Their attack led by midfielders Blake Bodily (12g, 6a) Lucas Meek (6g, 7a), Jaret Townsend (6g, 1a) and Dylan Teves (1g, 8a) has produced a total of forty-four goals while a solid defense anchored by backs Ethan Bartlow, Kasey French, Freddy Kleeman and Charlie Ostrem and most recently by freshman goalkeeper Sam Fowler but also at times by redshirt junior Bryce Logan has allowed a total of only twelve.
Washington matches up well with Georgetown so their Elite Eight match with the Hoyas is going to come down to which team is able to get into a rhythm on the offensive side of the ball. Neither team wants to have to fall behind and chase the game.

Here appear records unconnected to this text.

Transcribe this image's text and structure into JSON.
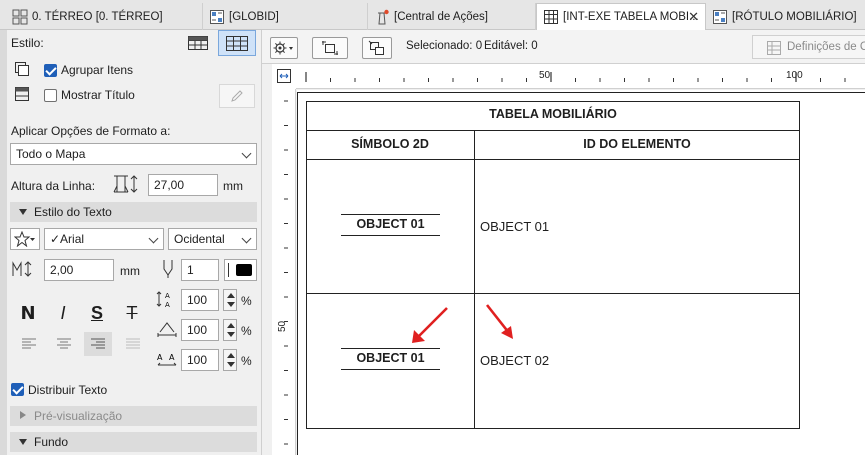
{
  "tabs": [
    {
      "label": "0. TÉRREO [0. TÉRREO]",
      "icon": "floor-plan-icon"
    },
    {
      "label": "[GLOBID]",
      "icon": "schedule-icon"
    },
    {
      "label": "[Central de Ações]",
      "icon": "action-center-icon"
    },
    {
      "label": "[INT-EXE TABELA MOBI...",
      "icon": "table-icon",
      "close": "✕"
    },
    {
      "label": "[RÓTULO MOBILIÁRIO]",
      "icon": "schedule-icon"
    }
  ],
  "panel": {
    "style_label": "Estilo:",
    "group_items_label": "Agrupar Itens",
    "group_items_checked": true,
    "show_title_label": "Mostrar Título",
    "show_title_checked": false,
    "apply_format_label": "Aplicar Opções de Formato a:",
    "apply_format_value": "Todo o Mapa",
    "row_height_label": "Altura da Linha:",
    "row_height_value": "27,00",
    "row_height_unit": "mm",
    "text_style_section": "Estilo do Texto",
    "font_value": "✓Arial",
    "script_value": "Ocidental",
    "text_size_value": "2,00",
    "text_size_unit": "mm",
    "pen_value": "1",
    "pct_unit": "%",
    "line_spacing_value": "100",
    "char_width_value": "100",
    "char_spacing_value": "100",
    "format_bold": "N",
    "format_italic": "I",
    "format_underline": "S",
    "format_strike": "T",
    "wrap_text_label": "Distribuir Texto",
    "wrap_text_checked": true,
    "preview_section": "Pré-visualização",
    "background_section": "Fundo"
  },
  "toolbar": {
    "selected_label": "Selecionado: 0",
    "editable_label": "Editável: 0",
    "definitions_label": "Definições de C"
  },
  "ruler": {
    "top_marks": [
      "50",
      "100"
    ],
    "left_mark": "50"
  },
  "table": {
    "title": "TABELA MOBILIÁRIO",
    "headers": [
      "SÍMBOLO 2D",
      "ID DO ELEMENTO"
    ],
    "rows": [
      {
        "symbol": "OBJECT 01",
        "id": "OBJECT 01"
      },
      {
        "symbol": "OBJECT 01",
        "id": "OBJECT 02"
      }
    ]
  },
  "colors": {
    "accent": "#1f5fb8",
    "annotation_arrow": "#e02020",
    "table_line": "#222222"
  }
}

Stanford (14-2-4) – The Cardinal have advanced to the Elite Eight five years in a row. During that time several of their key wins along the way have been on the road so the fact that they are traveling to face number two seed Clemson is not as big a hurdle as one might think.
Ironically, Stanford’s lone loss in the Elite Eight over the past four years was a contest at home last year in which they were defeated by Akron 3-2. In that contest Stanford uncharacteristically allowed Akron to jump out to a 2-0 lead at halftime. Although Stanford’s play on the defensive side of the ball is their calling card, the Cardinal struggle when they don’t take the game to their opponent.
Stanford can’t allow Clemson to settle into a rhythm and they can’t afford to take their foot off the gas if they hope to leave Historic Riggs Field with a win.
Clemson – Clemson’s two losses this year were to number four seed Wake Forest 3-2 in overtime and number one seed Virginia 3-1 in the championship match of the ACC Tournament. In both of those games Clemson had a 1-0 advantage at halftime but were unable to hold onto it.
This is a very good Clemson team but in order to advance past Stanford in the Elite Eight they will have to put together two complete halves of play including the first and last five minutes of each half. Stanford is as good as any team in the country in prevailing in close contests and will have an edge if the contest should require a penalty kick shootout to determine who advances.
Number two seeded Clemson will need to play with a sense of urgency while maintaining the composure and confidence that helped them advance past Charlotte and Providence in overtime to reach the Elite Eight.